DATASET RECORDS: Begin

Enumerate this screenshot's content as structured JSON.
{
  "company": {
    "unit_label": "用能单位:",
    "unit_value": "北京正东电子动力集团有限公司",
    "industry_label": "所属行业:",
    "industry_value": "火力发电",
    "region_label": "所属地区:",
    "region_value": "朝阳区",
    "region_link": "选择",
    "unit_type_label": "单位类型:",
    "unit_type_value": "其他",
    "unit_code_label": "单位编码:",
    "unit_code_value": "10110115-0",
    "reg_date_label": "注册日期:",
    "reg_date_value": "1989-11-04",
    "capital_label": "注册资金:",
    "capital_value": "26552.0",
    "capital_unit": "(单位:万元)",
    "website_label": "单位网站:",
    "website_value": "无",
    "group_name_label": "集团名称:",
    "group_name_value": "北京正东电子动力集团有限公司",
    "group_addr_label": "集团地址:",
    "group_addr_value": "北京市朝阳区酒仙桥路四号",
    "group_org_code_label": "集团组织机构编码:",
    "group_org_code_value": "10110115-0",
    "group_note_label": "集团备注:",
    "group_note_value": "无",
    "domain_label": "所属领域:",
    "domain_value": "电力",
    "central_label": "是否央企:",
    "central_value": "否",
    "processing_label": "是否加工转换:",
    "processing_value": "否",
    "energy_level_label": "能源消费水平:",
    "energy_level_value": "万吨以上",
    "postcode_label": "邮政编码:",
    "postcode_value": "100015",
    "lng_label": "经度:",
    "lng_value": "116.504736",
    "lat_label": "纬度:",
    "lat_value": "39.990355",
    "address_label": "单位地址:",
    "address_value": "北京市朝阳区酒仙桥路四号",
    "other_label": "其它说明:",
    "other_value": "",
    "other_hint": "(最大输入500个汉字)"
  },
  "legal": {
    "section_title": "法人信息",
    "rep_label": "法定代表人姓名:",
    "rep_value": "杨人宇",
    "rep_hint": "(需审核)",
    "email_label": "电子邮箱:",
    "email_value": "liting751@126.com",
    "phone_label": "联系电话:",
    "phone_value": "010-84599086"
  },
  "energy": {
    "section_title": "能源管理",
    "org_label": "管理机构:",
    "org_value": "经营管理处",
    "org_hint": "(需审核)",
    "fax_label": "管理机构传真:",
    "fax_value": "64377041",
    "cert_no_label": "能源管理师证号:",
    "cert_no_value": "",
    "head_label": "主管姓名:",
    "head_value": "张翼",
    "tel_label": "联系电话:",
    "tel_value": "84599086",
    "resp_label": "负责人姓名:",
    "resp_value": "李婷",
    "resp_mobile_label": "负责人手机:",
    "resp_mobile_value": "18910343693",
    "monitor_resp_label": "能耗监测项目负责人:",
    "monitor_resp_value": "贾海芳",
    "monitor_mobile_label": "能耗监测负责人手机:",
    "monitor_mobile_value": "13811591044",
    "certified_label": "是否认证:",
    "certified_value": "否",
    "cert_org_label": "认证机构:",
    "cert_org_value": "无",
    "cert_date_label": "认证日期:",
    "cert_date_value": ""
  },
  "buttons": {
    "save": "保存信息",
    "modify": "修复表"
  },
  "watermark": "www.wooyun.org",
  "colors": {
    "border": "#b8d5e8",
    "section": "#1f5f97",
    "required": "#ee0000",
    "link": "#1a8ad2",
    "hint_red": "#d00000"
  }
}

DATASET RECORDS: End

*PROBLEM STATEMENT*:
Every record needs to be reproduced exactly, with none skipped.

*WRITTEN SOLUTION*:
Enumerate this screenshot's content as structured JSON.
{
  "company": {
    "unit_label": "用能单位:",
    "unit_value": "北京正东电子动力集团有限公司",
    "industry_label": "所属行业:",
    "industry_value": "火力发电",
    "region_label": "所属地区:",
    "region_value": "朝阳区",
    "region_link": "选择",
    "unit_type_label": "单位类型:",
    "unit_type_value": "其他",
    "unit_code_label": "单位编码:",
    "unit_code_value": "10110115-0",
    "reg_date_label": "注册日期:",
    "reg_date_value": "1989-11-04",
    "capital_label": "注册资金:",
    "capital_value": "26552.0",
    "capital_unit": "(单位:万元)",
    "website_label": "单位网站:",
    "website_value": "无",
    "group_name_label": "集团名称:",
    "group_name_value": "北京正东电子动力集团有限公司",
    "group_addr_label": "集团地址:",
    "group_addr_value": "北京市朝阳区酒仙桥路四号",
    "group_org_code_label": "集团组织机构编码:",
    "group_org_code_value": "10110115-0",
    "group_note_label": "集团备注:",
    "group_note_value": "无",
    "domain_label": "所属领域:",
    "domain_value": "电力",
    "central_label": "是否央企:",
    "central_value": "否",
    "processing_label": "是否加工转换:",
    "processing_value": "否",
    "energy_level_label": "能源消费水平:",
    "energy_level_value": "万吨以上",
    "postcode_label": "邮政编码:",
    "postcode_value": "100015",
    "lng_label": "经度:",
    "lng_value": "116.504736",
    "lat_label": "纬度:",
    "lat_value": "39.990355",
    "address_label": "单位地址:",
    "address_value": "北京市朝阳区酒仙桥路四号",
    "other_label": "其它说明:",
    "other_value": "",
    "other_hint": "(最大输入500个汉字)"
  },
  "legal": {
    "section_title": "法人信息",
    "rep_label": "法定代表人姓名:",
    "rep_value": "杨人宇",
    "rep_hint": "(需审核)",
    "email_label": "电子邮箱:",
    "email_value": "liting751@126.com",
    "phone_label": "联系电话:",
    "phone_value": "010-84599086"
  },
  "energy": {
    "section_title": "能源管理",
    "org_label": "管理机构:",
    "org_value": "经营管理处",
    "org_hint": "(需审核)",
    "fax_label": "管理机构传真:",
    "fax_value": "64377041",
    "cert_no_label": "能源管理师证号:",
    "cert_no_value": "",
    "head_label": "主管姓名:",
    "head_value": "张翼",
    "tel_label": "联系电话:",
    "tel_value": "84599086",
    "resp_label": "负责人姓名:",
    "resp_value": "李婷",
    "resp_mobile_label": "负责人手机:",
    "resp_mobile_value": "18910343693",
    "monitor_resp_label": "能耗监测项目负责人:",
    "monitor_resp_value": "贾海芳",
    "monitor_mobile_label": "能耗监测负责人手机:",
    "monitor_mobile_value": "13811591044",
    "certified_label": "是否认证:",
    "certified_value": "否",
    "cert_org_label": "认证机构:",
    "cert_org_value": "无",
    "cert_date_label": "认证日期:",
    "cert_date_value": ""
  },
  "buttons": {
    "save": "保存信息",
    "modify": "修复表"
  },
  "watermark": "www.wooyun.org",
  "colors": {
    "border": "#b8d5e8",
    "section": "#1f5f97",
    "required": "#ee0000",
    "link": "#1a8ad2",
    "hint_red": "#d00000"
  }
}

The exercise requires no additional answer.